**Task description**
Write the listing out again word for word. Pictures do not belong in the copy.
▬▬▬▬▬▬▬▬▬▬
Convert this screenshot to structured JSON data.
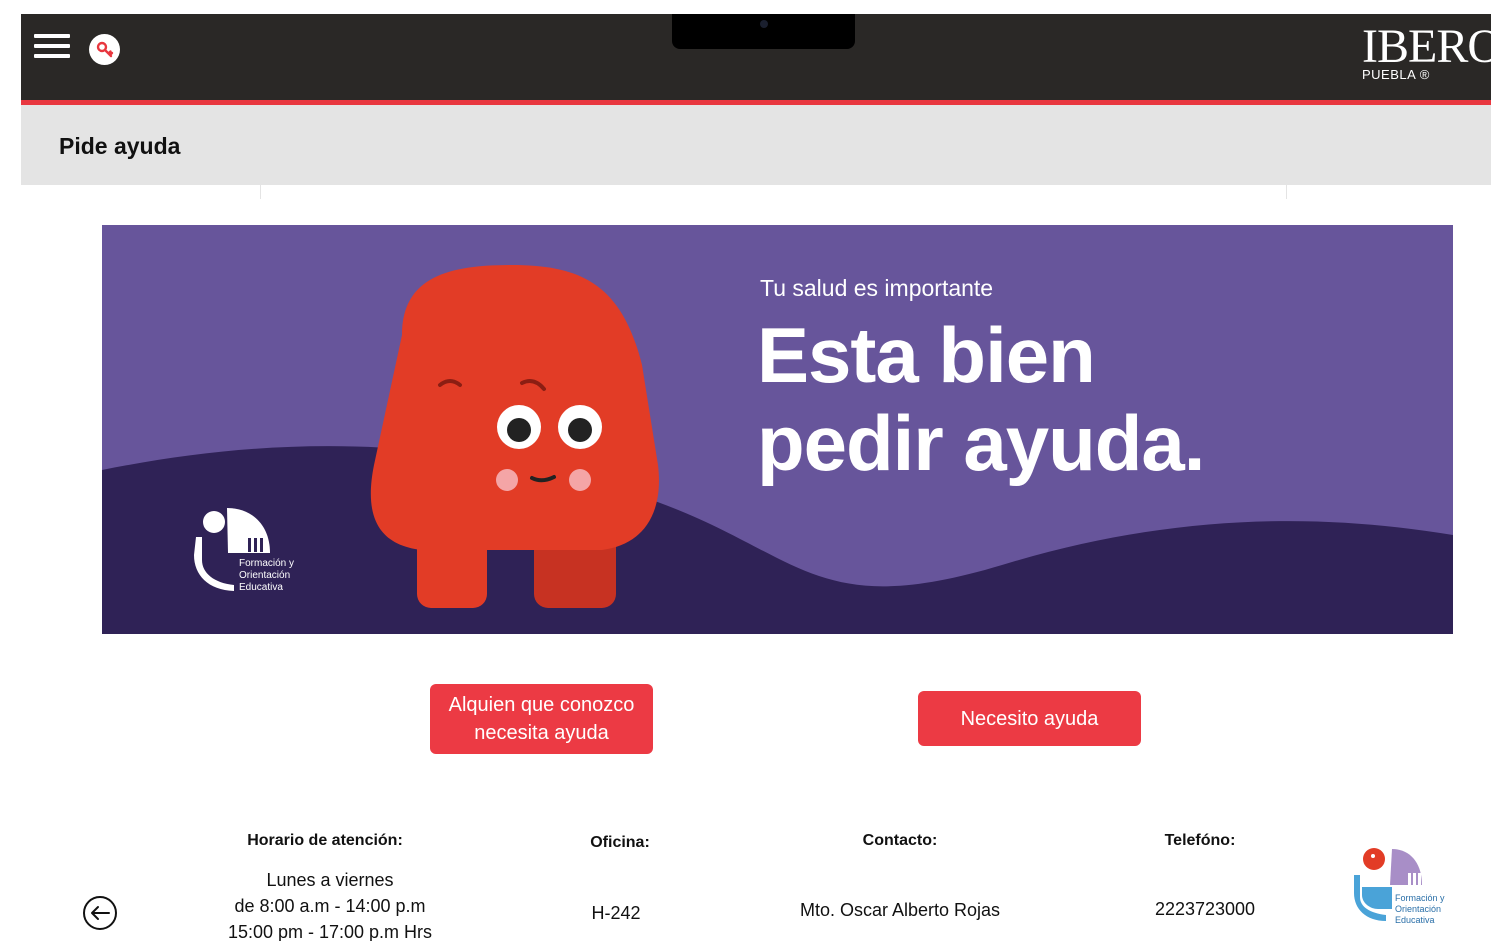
{
  "header": {
    "menu_icon": "hamburger-menu-icon",
    "key_icon": "key-icon",
    "brand_name": "IBERO",
    "brand_sub": "PUEBLA ®"
  },
  "title_bar": {
    "title": "Pide ayuda"
  },
  "banner": {
    "subtitle": "Tu salud es importante",
    "headline_line1": "Esta bien",
    "headline_line2": "pedir ayuda.",
    "logo_line1": "Formación y",
    "logo_line2": "Orientación",
    "logo_line3": "Educativa"
  },
  "actions": {
    "someone_needs_help": "Alquien que conozco necesita ayuda",
    "i_need_help": "Necesito ayuda"
  },
  "info": {
    "hours_label": "Horario de atención:",
    "hours_line1": "Lunes a viernes",
    "hours_line2": "de 8:00 a.m - 14:00 p.m",
    "hours_line3": "15:00 pm - 17:00 p.m Hrs",
    "office_label": "Oficina:",
    "office_value": "H-242",
    "contact_label": "Contacto:",
    "contact_value": "Mto. Oscar Alberto Rojas",
    "phone_label": "Telefóno:",
    "phone_value": "2223723000"
  },
  "footer_logo": {
    "line1": "Formación y",
    "line2": "Orientación",
    "line3": "Educativa"
  },
  "colors": {
    "topbar": "#2a2826",
    "accent_red": "#e8373f",
    "banner_purple": "#67559b",
    "banner_dark": "#2f2256",
    "mascot": "#e23c26"
  }
}
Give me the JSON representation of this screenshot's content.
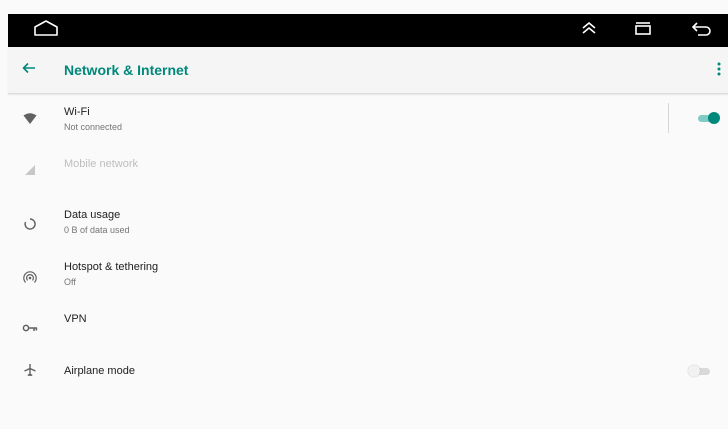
{
  "nav_bar": {
    "icons": [
      "home-icon",
      "expand-up-icon",
      "recents-icon",
      "back-arrow-icon"
    ]
  },
  "app_bar": {
    "title": "Network & Internet",
    "back_icon": "arrow-left-icon",
    "more_icon": "more-vert-icon"
  },
  "items": [
    {
      "title": "Wi-Fi",
      "subtitle": "Not connected",
      "icon": "wifi-icon",
      "toggle": true
    },
    {
      "title": "Mobile network",
      "subtitle": "",
      "icon": "signal-icon",
      "disabled": true
    },
    {
      "title": "Data usage",
      "subtitle": "0 B of data used",
      "icon": "data-usage-icon"
    },
    {
      "title": "Hotspot & tethering",
      "subtitle": "Off",
      "icon": "hotspot-icon"
    },
    {
      "title": "VPN",
      "subtitle": "",
      "icon": "vpn-key-icon"
    },
    {
      "title": "Airplane mode",
      "subtitle": "",
      "icon": "airplane-icon",
      "toggle": false
    }
  ],
  "colors": {
    "accent": "#00897b",
    "accent_light": "#80cbc4",
    "nav_bar": "#000000",
    "background": "#fafafa"
  }
}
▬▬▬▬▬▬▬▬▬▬
**Solved problem**
Convert this screenshot to structured JSON data.
{
  "header": {
    "menu_icon": "hamburger-menu-icon",
    "key_icon": "key-icon",
    "brand_name": "IBERO",
    "brand_sub": "PUEBLA ®"
  },
  "title_bar": {
    "title": "Pide ayuda"
  },
  "banner": {
    "subtitle": "Tu salud es importante",
    "headline_line1": "Esta bien",
    "headline_line2": "pedir ayuda.",
    "logo_line1": "Formación y",
    "logo_line2": "Orientación",
    "logo_line3": "Educativa"
  },
  "actions": {
    "someone_needs_help": "Alquien que conozco necesita ayuda",
    "i_need_help": "Necesito ayuda"
  },
  "info": {
    "hours_label": "Horario de atención:",
    "hours_line1": "Lunes a viernes",
    "hours_line2": "de 8:00 a.m - 14:00 p.m",
    "hours_line3": "15:00 pm - 17:00 p.m Hrs",
    "office_label": "Oficina:",
    "office_value": "H-242",
    "contact_label": "Contacto:",
    "contact_value": "Mto. Oscar Alberto Rojas",
    "phone_label": "Telefóno:",
    "phone_value": "2223723000"
  },
  "footer_logo": {
    "line1": "Formación y",
    "line2": "Orientación",
    "line3": "Educativa"
  },
  "colors": {
    "topbar": "#2a2826",
    "accent_red": "#e8373f",
    "banner_purple": "#67559b",
    "banner_dark": "#2f2256",
    "mascot": "#e23c26"
  }
}
Give me the JSON representation of this screenshot's content.
{
  "nav_bar": {
    "icons": [
      "home-icon",
      "expand-up-icon",
      "recents-icon",
      "back-arrow-icon"
    ]
  },
  "app_bar": {
    "title": "Network & Internet",
    "back_icon": "arrow-left-icon",
    "more_icon": "more-vert-icon"
  },
  "items": [
    {
      "title": "Wi-Fi",
      "subtitle": "Not connected",
      "icon": "wifi-icon",
      "toggle": true
    },
    {
      "title": "Mobile network",
      "subtitle": "",
      "icon": "signal-icon",
      "disabled": true
    },
    {
      "title": "Data usage",
      "subtitle": "0 B of data used",
      "icon": "data-usage-icon"
    },
    {
      "title": "Hotspot & tethering",
      "subtitle": "Off",
      "icon": "hotspot-icon"
    },
    {
      "title": "VPN",
      "subtitle": "",
      "icon": "vpn-key-icon"
    },
    {
      "title": "Airplane mode",
      "subtitle": "",
      "icon": "airplane-icon",
      "toggle": false
    }
  ],
  "colors": {
    "accent": "#00897b",
    "accent_light": "#80cbc4",
    "nav_bar": "#000000",
    "background": "#fafafa"
  }
}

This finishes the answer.